I don't think microarrays are dead, not yet, for a number of reasons.
Despite what WouterDeCoster says, I think they are still cheaper than RNAseq, allowing you more replicates for the same amount of money (so more reliable measurments).
It is definitely true that the landscape of what you profile is limited to what you spot on the array, but then for most applications people just collapse all reads mapping to a given gene even after doing the fancy RNAseq stuff.
I also think that analysis of RNAseq data is still much more challenging, in terms of computational resources as well as preparation of the analyst. Microarrays have been around for so long that there are many many tools to analyse them without much prior preparation. Space and RAM-wise, well: I can easily analyse from start to end a relatively large microarray dataset in my home laptop, but I definitely cannot do this for a large RNAseq dataset.
Here is an example of a recent publication in which expression profiling is microarray based: http://www.nature.com/nature/journal/v535/n7612/full/nature18637.html.
There are many more: not dead yet.
Based on what I know about prices a microarray is not cheaper than RNA-seq (depending on desired number of reads of course), and RNA-seq is also more sensitive, giving you nucleotide level information and information about unannotated genes/transcripts.

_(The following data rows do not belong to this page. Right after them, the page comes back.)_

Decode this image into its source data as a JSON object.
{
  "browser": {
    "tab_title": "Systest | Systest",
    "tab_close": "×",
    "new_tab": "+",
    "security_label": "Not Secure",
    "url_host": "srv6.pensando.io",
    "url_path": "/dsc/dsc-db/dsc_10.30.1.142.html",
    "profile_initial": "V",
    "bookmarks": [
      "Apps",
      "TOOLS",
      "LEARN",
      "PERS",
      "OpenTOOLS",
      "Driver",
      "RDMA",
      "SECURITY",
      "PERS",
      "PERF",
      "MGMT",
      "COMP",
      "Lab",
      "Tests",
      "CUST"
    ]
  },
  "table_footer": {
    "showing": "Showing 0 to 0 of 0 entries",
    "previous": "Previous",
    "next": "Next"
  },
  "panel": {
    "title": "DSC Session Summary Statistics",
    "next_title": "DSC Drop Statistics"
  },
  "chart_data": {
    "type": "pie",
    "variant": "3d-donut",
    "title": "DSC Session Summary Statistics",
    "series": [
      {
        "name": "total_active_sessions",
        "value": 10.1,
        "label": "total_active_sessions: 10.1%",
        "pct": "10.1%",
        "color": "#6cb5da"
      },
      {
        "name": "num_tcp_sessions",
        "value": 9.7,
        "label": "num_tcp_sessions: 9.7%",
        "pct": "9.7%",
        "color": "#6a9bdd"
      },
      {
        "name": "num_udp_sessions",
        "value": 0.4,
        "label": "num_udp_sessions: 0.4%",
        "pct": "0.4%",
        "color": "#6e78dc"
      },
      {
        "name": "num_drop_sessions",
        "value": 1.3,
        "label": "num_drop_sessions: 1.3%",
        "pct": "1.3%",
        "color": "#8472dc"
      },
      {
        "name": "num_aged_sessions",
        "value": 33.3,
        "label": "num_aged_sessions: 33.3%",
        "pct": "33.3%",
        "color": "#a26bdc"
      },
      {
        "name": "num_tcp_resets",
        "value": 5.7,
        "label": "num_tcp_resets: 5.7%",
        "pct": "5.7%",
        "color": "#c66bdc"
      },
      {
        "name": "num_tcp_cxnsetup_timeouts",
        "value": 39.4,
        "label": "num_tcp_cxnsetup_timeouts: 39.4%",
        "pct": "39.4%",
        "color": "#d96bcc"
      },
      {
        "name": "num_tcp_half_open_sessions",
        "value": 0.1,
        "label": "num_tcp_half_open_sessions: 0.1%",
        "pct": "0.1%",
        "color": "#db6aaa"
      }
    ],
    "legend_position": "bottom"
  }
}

Therefore, I don't see a reason to use microarray over RNA-seq.